§ **PROBLEM REQUIREMENTS**
Find every line in the records below that holds the word "title", and copy each one.

§ **RECORDS TO PROCESS**
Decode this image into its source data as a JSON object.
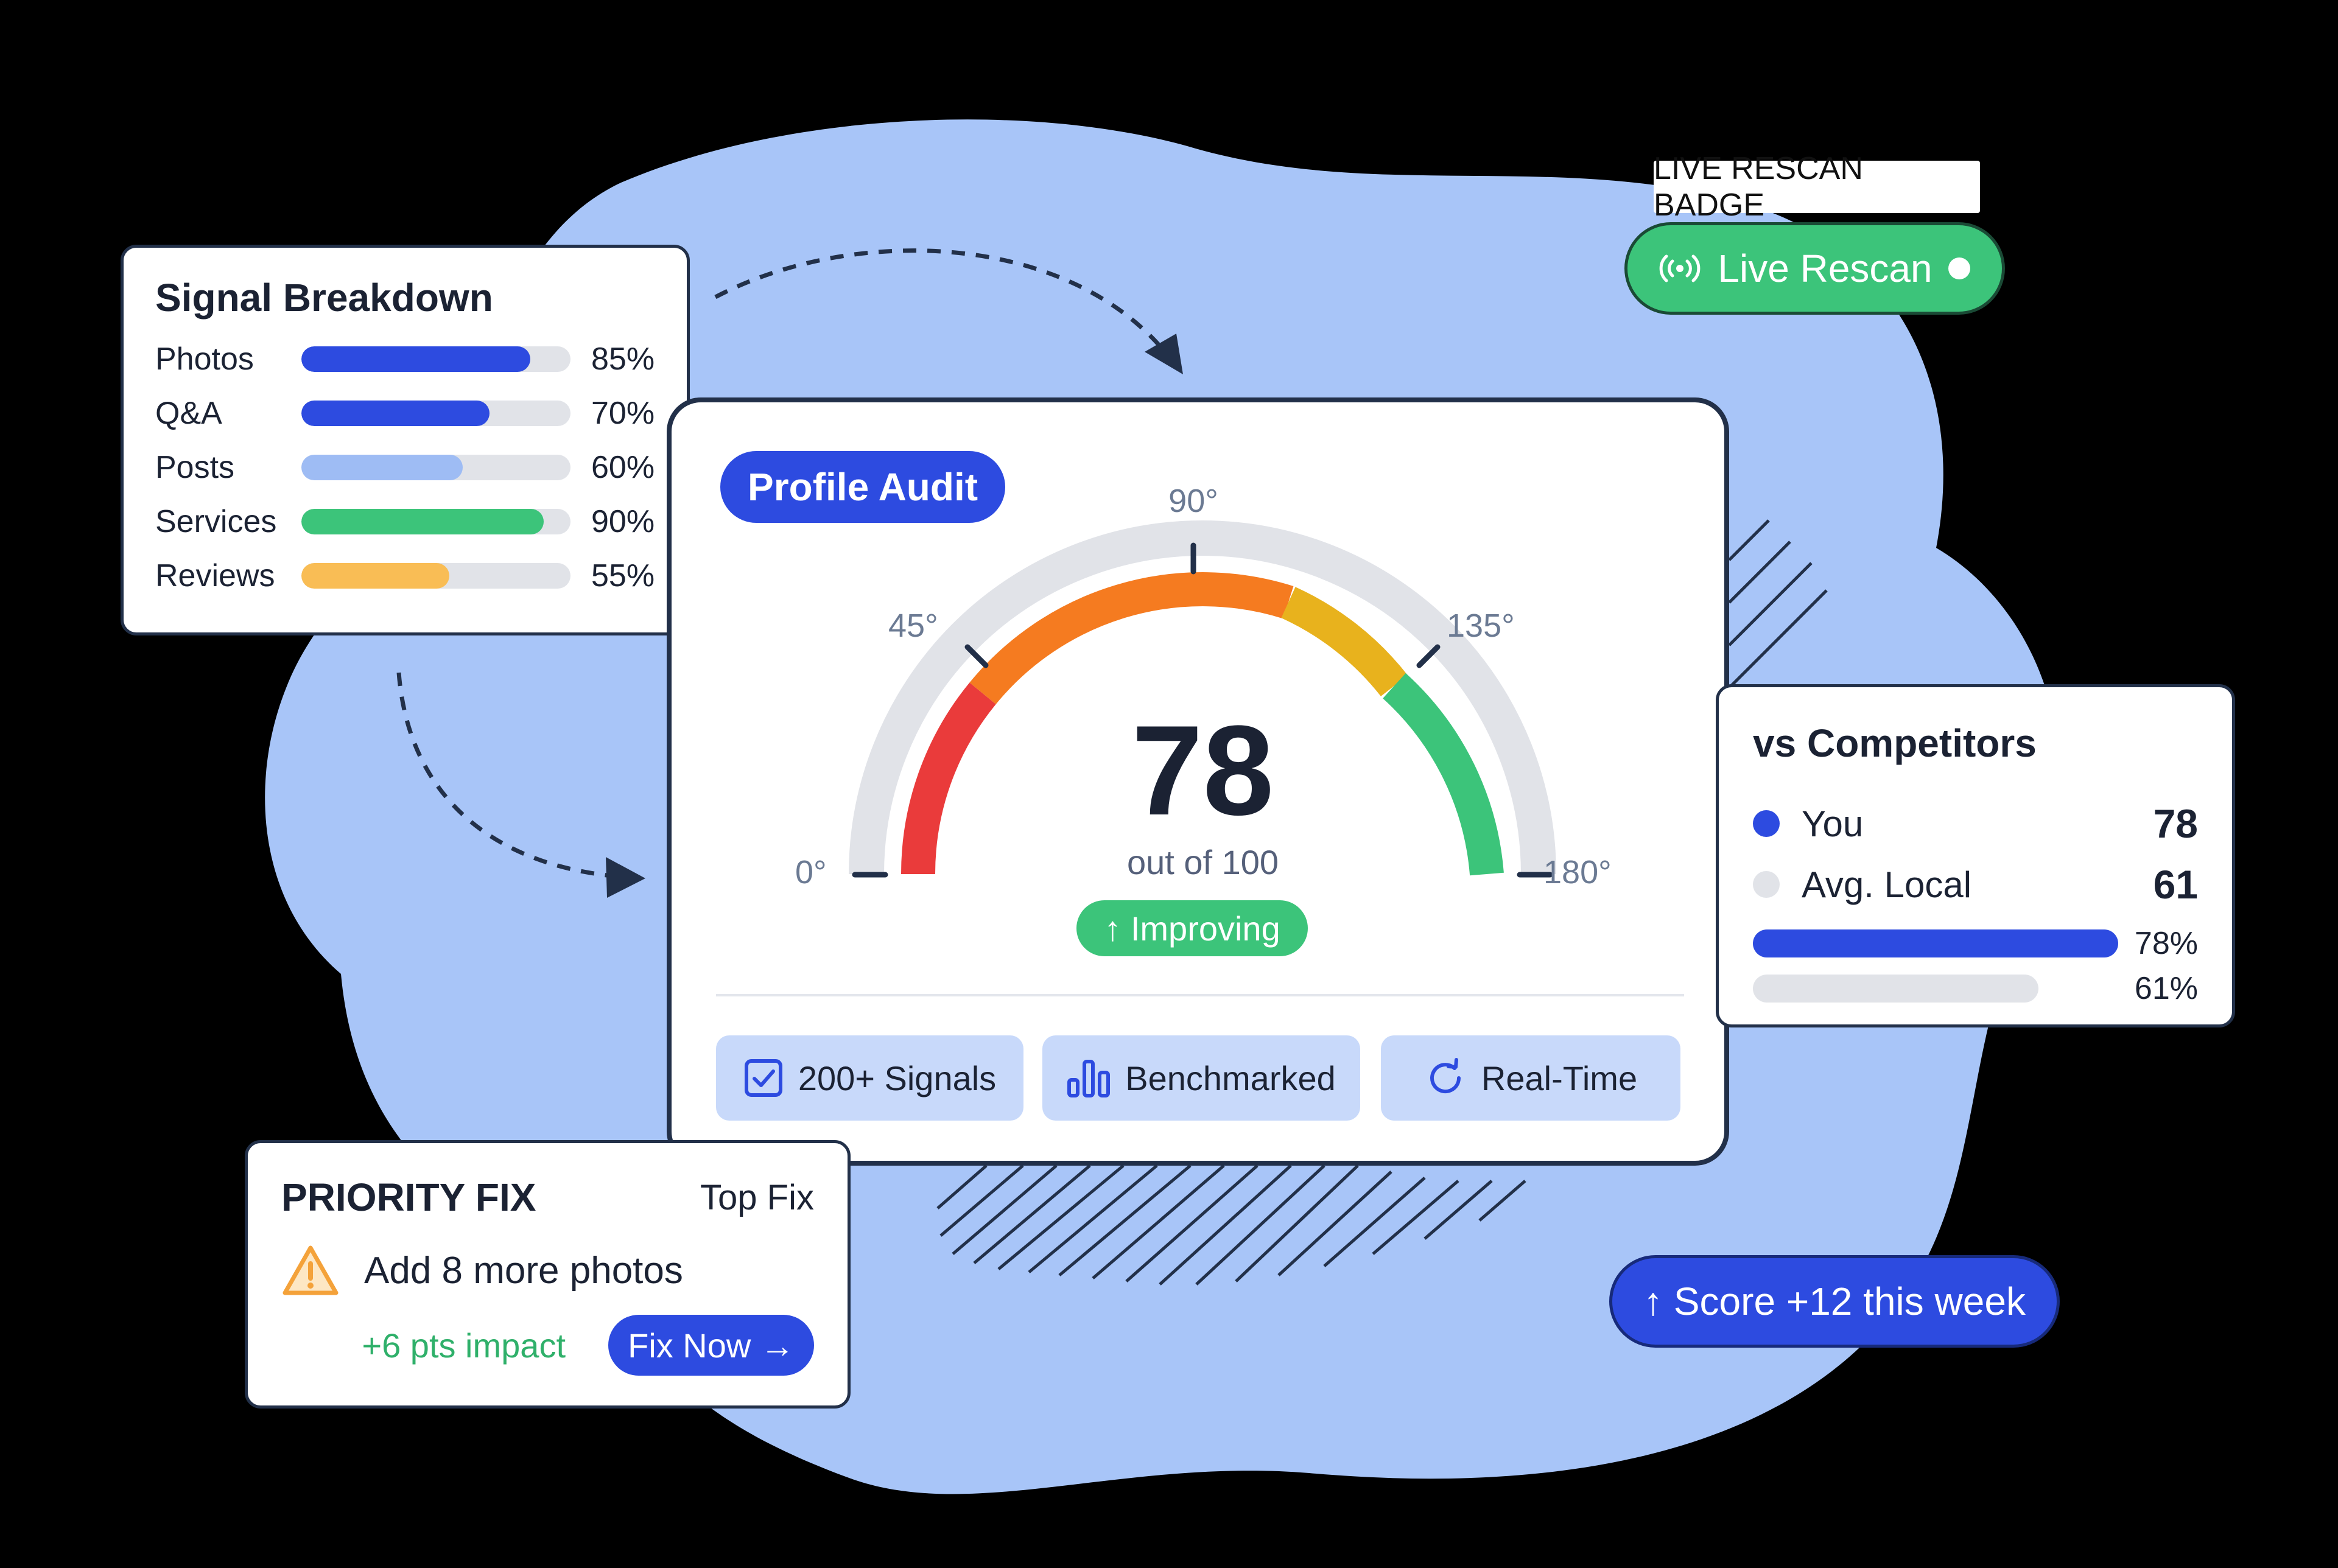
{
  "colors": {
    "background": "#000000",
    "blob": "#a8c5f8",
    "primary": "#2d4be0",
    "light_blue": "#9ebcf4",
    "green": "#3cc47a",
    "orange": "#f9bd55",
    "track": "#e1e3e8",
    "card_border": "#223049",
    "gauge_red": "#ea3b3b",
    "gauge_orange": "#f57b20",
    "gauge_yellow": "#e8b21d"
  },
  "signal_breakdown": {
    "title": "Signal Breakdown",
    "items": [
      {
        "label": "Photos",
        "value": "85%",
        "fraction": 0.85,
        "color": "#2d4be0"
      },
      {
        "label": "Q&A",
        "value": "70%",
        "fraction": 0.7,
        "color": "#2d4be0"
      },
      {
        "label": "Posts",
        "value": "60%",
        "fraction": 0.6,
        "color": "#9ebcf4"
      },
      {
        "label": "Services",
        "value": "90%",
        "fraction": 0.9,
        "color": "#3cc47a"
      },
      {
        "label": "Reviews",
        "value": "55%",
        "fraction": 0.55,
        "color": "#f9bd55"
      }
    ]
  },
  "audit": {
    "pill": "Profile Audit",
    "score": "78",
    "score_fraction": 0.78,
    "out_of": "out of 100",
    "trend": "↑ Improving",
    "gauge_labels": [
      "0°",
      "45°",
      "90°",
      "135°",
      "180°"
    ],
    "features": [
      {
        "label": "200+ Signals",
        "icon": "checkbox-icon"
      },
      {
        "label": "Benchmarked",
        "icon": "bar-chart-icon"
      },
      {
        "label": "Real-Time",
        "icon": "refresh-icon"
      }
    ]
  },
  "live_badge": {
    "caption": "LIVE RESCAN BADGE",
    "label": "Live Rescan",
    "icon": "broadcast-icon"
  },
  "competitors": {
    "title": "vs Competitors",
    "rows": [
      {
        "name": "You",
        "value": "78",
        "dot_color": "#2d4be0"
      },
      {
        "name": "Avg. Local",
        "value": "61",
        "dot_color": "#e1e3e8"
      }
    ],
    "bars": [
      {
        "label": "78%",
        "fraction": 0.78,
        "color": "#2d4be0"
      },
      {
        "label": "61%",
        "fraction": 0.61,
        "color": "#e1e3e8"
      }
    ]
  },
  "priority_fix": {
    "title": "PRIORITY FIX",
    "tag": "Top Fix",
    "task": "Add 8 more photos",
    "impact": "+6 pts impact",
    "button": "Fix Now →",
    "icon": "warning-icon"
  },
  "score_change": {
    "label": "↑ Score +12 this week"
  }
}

§ **RESPONSE FOR THIS EXERCISE**
    "title": "Signal Breakdown",
    "title": "vs Competitors",
    "title": "PRIORITY FIX",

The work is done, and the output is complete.